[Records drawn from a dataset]
◇ ◇ ◇ ◇ ◇ ◇ ◇

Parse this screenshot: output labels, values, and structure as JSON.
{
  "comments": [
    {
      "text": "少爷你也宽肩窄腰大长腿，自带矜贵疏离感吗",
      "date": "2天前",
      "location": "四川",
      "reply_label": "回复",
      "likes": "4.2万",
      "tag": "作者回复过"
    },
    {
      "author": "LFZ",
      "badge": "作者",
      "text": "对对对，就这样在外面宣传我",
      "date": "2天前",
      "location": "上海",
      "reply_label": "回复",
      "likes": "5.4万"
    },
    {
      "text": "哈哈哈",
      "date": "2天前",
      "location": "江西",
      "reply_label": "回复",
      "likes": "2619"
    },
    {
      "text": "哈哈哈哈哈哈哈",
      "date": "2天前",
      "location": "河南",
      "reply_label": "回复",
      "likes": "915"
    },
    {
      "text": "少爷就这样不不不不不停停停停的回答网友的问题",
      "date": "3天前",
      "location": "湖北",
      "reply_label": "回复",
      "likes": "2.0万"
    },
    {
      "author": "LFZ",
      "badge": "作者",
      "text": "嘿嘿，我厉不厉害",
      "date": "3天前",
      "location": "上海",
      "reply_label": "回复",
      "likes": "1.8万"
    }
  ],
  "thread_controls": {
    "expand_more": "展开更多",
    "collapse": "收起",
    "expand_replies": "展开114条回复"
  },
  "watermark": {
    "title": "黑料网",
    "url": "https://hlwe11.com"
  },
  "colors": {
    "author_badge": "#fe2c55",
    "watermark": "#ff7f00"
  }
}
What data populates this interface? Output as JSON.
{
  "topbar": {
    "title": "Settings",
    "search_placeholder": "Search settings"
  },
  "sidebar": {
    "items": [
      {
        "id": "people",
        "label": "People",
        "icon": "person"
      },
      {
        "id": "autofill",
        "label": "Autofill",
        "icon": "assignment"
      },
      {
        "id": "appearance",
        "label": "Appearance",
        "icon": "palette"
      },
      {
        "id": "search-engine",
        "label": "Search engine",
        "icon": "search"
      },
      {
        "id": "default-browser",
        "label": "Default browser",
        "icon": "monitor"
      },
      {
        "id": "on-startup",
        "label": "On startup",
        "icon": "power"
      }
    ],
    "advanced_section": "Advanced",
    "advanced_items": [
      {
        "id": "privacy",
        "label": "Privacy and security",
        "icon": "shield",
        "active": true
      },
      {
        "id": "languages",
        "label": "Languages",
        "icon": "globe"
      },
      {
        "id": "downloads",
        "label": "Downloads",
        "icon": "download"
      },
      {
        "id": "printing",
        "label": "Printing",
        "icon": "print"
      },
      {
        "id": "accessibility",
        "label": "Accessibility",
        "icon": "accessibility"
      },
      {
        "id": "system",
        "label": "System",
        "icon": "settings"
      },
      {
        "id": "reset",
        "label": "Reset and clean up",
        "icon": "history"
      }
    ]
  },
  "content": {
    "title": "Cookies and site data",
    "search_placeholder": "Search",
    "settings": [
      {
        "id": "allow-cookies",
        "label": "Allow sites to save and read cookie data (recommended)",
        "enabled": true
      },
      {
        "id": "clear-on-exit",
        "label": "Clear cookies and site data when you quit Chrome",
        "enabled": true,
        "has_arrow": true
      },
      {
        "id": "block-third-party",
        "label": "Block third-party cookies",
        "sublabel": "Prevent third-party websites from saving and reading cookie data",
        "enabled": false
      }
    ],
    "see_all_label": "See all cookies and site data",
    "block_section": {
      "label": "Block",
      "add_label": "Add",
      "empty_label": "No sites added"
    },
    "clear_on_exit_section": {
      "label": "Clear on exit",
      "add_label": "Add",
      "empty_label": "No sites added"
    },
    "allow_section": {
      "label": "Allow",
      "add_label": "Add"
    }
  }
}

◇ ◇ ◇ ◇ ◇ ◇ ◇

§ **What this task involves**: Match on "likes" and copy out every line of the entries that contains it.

§ **Exercise solution**:
      "likes": "4.2万",
      "likes": "5.4万"
      "likes": "2619"
      "likes": "915"
      "likes": "2.0万"
      "likes": "1.8万"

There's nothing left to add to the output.